20 July 2020

This is not about an advert or website. I had an automated telephone call informing me that my Amazon Prime subscription was due for renewal @ £79.99. I don’t have a Prime account and I believe the annual subscription to be £29.99. An obvious scam. But if they hadn’t been so greedy and A N Other did have a Prime account perhaps A N Other might have been tricked.

Charles – There is a whole Conversation dedicated to the ‘Amazon Renewal’ telephone scam if you are interested, with over 1,700 reports from people suffering these annoying interruptions [in many cases multiple times, so it is a huge problem]; luckily most people seem to have smelled a rat and terminated the call, but many others must be getting caught [but keep it to themselves]. See –

Nicolas Bellord says:
20 July 2020

I ordered seeds from two different companies through Amazon. I should have checked the reviews of those companies! One was advertising seeds from an English company but eventually sent an unmarked packet from China. The second one was a company in Indonesia that simply never delivered and kept saying that the problem was a delay in Customs and they extend the delivery date so that you cannot complain to Amazon until the delivery date is past. However in both case Amazon did refund the money which was under £10. All very tedious but obviously check the company and where it is by reading the reviews not only of the product but the company itself. Ignore any request to return the wrong goods or requests for photos – such is only part of the delaying tactics in the hope that you will give up.

Joy Paul says:
22 July 2020

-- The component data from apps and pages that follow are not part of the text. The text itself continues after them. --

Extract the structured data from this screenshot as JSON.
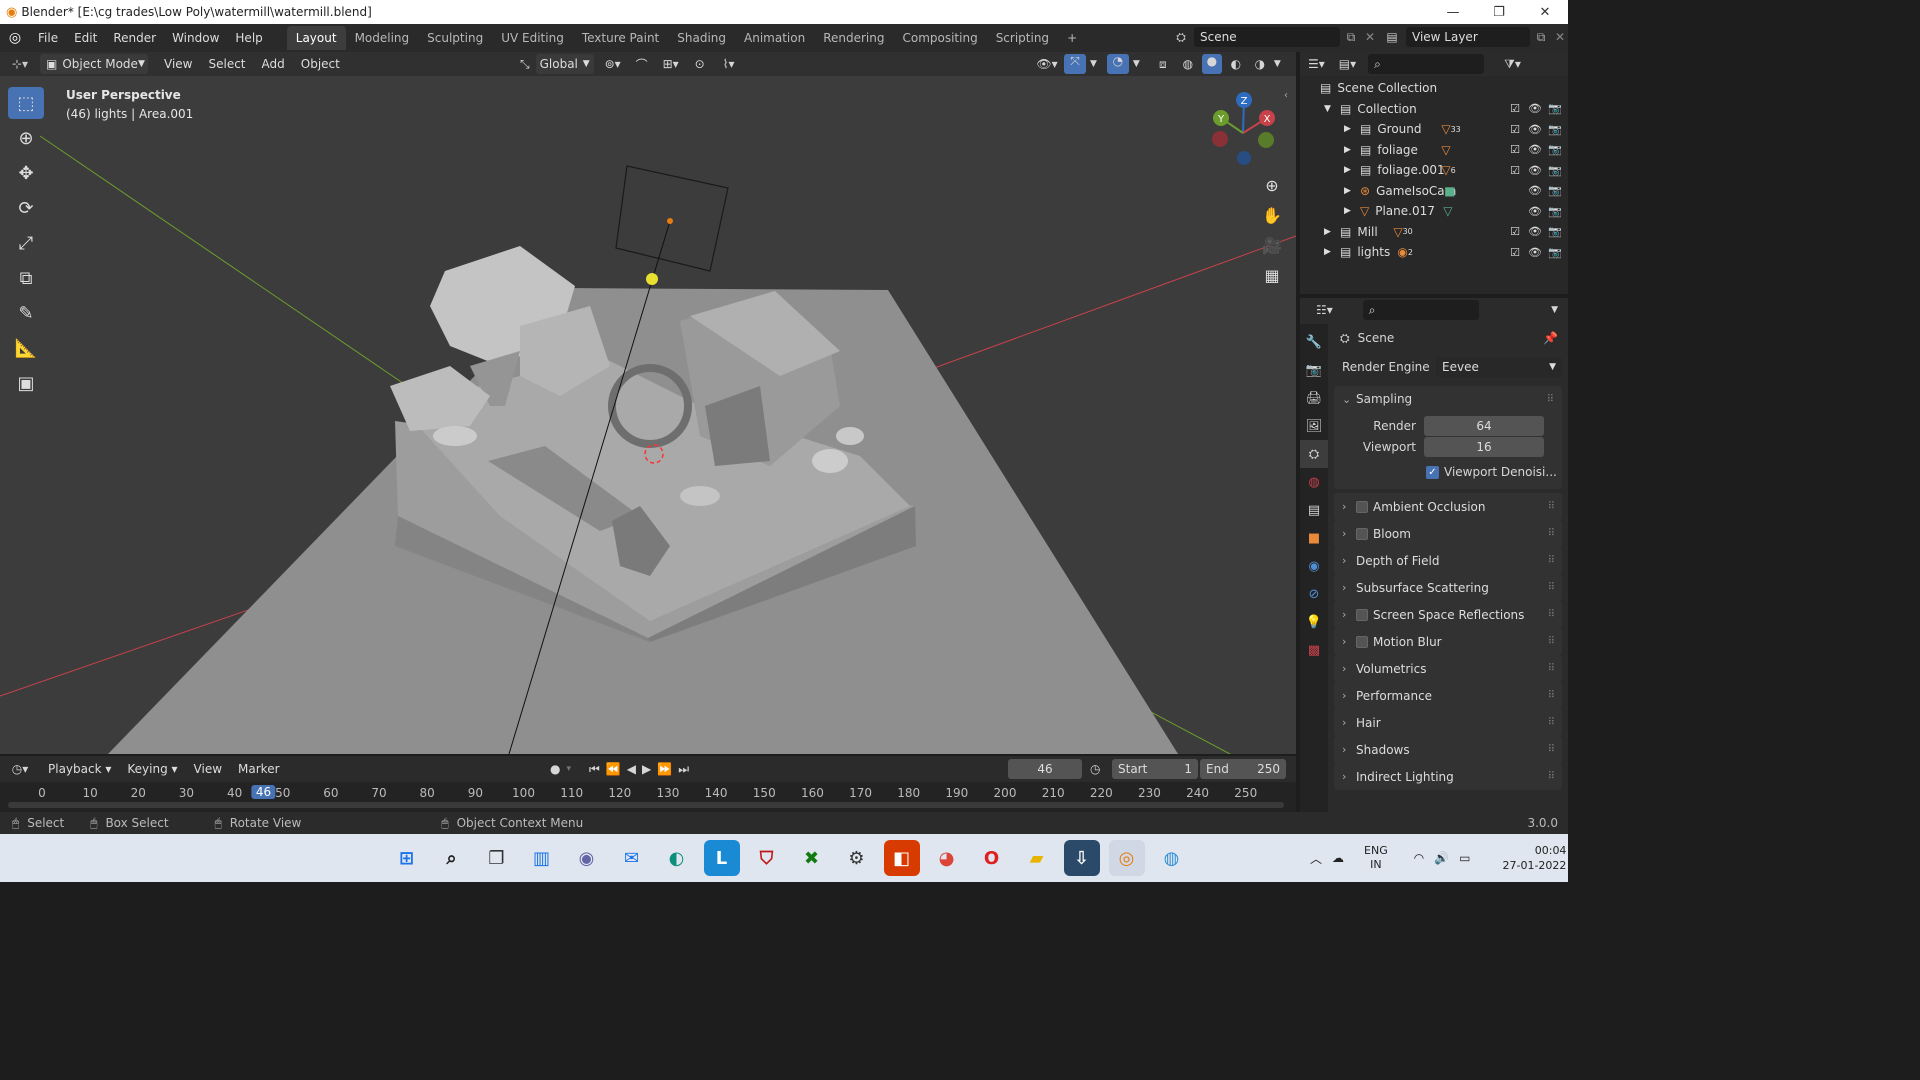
{
  "window": {
    "title": "Blender* [E:\\cg trades\\Low Poly\\watermill\\watermill.blend]",
    "min": "—",
    "restore": "❐",
    "close": "✕"
  },
  "menu": [
    "File",
    "Edit",
    "Render",
    "Window",
    "Help"
  ],
  "workspaces": [
    "Layout",
    "Modeling",
    "Sculpting",
    "UV Editing",
    "Texture Paint",
    "Shading",
    "Animation",
    "Rendering",
    "Compositing",
    "Scripting"
  ],
  "workspace_add": "+",
  "scene_name": "Scene",
  "view_layer": "View Layer",
  "viewport_header": {
    "mode": "Object Mode",
    "menus": [
      "View",
      "Select",
      "Add",
      "Object"
    ],
    "transform_orientation": "Global"
  },
  "viewport": {
    "overlay_line1": "User Perspective",
    "overlay_line2": "(46) lights | Area.001",
    "gizmo_x": "X",
    "gizmo_y": "Y",
    "gizmo_z": "Z"
  },
  "outliner": {
    "root": "Scene Collection",
    "items": [
      {
        "label": "Collection"
      },
      {
        "label": "Ground",
        "badge": "33"
      },
      {
        "label": "foliage"
      },
      {
        "label": "foliage.001",
        "badge": "6"
      },
      {
        "label": "GameIsoCam"
      },
      {
        "label": "Plane.017"
      },
      {
        "label": "Mill",
        "badge": "30"
      },
      {
        "label": "lights",
        "badge": "2"
      }
    ]
  },
  "properties": {
    "context": "Scene",
    "render_engine_label": "Render Engine",
    "render_engine_value": "Eevee",
    "sampling": {
      "title": "Sampling",
      "render_label": "Render",
      "render_value": "64",
      "viewport_label": "Viewport",
      "viewport_value": "16",
      "denoise_label": "Viewport Denoisi..."
    },
    "panels": [
      {
        "label": "Ambient Occlusion",
        "checkbox": true
      },
      {
        "label": "Bloom",
        "checkbox": true
      },
      {
        "label": "Depth of Field",
        "checkbox": false
      },
      {
        "label": "Subsurface Scattering",
        "checkbox": false
      },
      {
        "label": "Screen Space Reflections",
        "checkbox": true
      },
      {
        "label": "Motion Blur",
        "checkbox": true
      },
      {
        "label": "Volumetrics",
        "checkbox": false
      },
      {
        "label": "Performance",
        "checkbox": false
      },
      {
        "label": "Hair",
        "checkbox": false
      },
      {
        "label": "Shadows",
        "checkbox": false
      },
      {
        "label": "Indirect Lighting",
        "checkbox": false
      }
    ]
  },
  "timeline": {
    "menus": [
      "Playback",
      "Keying",
      "View",
      "Marker"
    ],
    "current_frame": "46",
    "start_label": "Start",
    "start_value": "1",
    "end_label": "End",
    "end_value": "250",
    "ticks": [
      "0",
      "10",
      "20",
      "30",
      "40",
      "50",
      "60",
      "70",
      "80",
      "90",
      "100",
      "110",
      "120",
      "130",
      "140",
      "150",
      "160",
      "170",
      "180",
      "190",
      "200",
      "210",
      "220",
      "230",
      "240",
      "250"
    ],
    "playhead": "46"
  },
  "statusbar": {
    "select": "Select",
    "box_select": "Box Select",
    "rotate": "Rotate View",
    "context_menu": "Object Context Menu",
    "version": "3.0.0"
  },
  "taskbar": {
    "lang1": "ENG",
    "lang2": "IN",
    "time": "00:04",
    "date": "27-01-2022",
    "apps": [
      "start-icon",
      "search-icon",
      "task-view-icon",
      "widgets-icon",
      "teams-icon",
      "mail-icon",
      "edge-icon",
      "l-app-icon",
      "mcafee-icon",
      "xbox-icon",
      "settings-icon",
      "office-icon",
      "chrome-icon",
      "opera-icon",
      "file-explorer-icon",
      "blender-launcher-icon",
      "blender-icon",
      "globe-icon"
    ]
  },
  "colors": {
    "accent_blue": "#4772b3",
    "x_axis": "#c8424a",
    "y_axis": "#6c9d2c",
    "z_axis": "#2d6cc0"
  }
}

I got scammed by a company advertising CBD oil on fb. Offered 6 £25 bottles for price of 3. After i had put my credit card details in, a page came up offering more …4 bottles of omega3 tablets at £20 each! I didnt want these. But the page only gave option to press ‘next’.. no ‘no’ or ‘yes’ boxes! I pressed next to get out of it. The scammers congratulated me on my order of 6 full priced cbd oil bottles and 4 omega3 tablets totalling £250!!! I am in midst of a claim from m&s chargecard. The company are american. Charged me also to convert pounds to dollars yet i never knew i was dealing with usa company!! The goods finally arrived (despite me trying to cancel immediately) , after 3 months!! And i had to pay a further £16 customs!!! M&s say i must accept the goods if thy arrive or thy cant refund me. But will thy now say that as i received them thy will cancel the dispute? My dispute is re breach of contract in more ways than receiving the goods. I was scammed into believing i was paying for 3 instead of 6 cbd oil and then scammed into buying another product where there was no ‘get out’ !!! Is there a part of the credit card law that others on here are quoting that will cover me if m&s decide i received thr goods so wont refund me? (I am loathe to srnd them back because trader has warned if i dont follow their procedures thy wont be responsible for the goods!)…ie i dont trust them to refund after all this, so could end up with no goods and no money!

Mr Guder says:
24 July 2020

Even when the Company is “legit” they are not obliged to sell you those items at the price seen on the website. What recourse can you take? Never shop on that website again? There is absolutely no protection in law at all, or if there is it involves a large legal bill that the majority can ill afford.

Malcolm says:
3 August 2020

I fell for a very similar scam to the Lego one but my purchase was for Ecco shoes at a “bargain warehouse clearance” price. The website looked extremely professional and I was presented with it as a Google promoted ad site when I went searching for Ecco shoes.
Immediately I ordered i knew something was up when my money was taken by a hot tub company in the USA and the confirmation emails came from China.
Long story short I was sent a pack of 10 face masks which they claimed was a logistics mistake, tried to get me to buy some other shoes but I said no. Offered me a refund minus 43% costs. Never received it.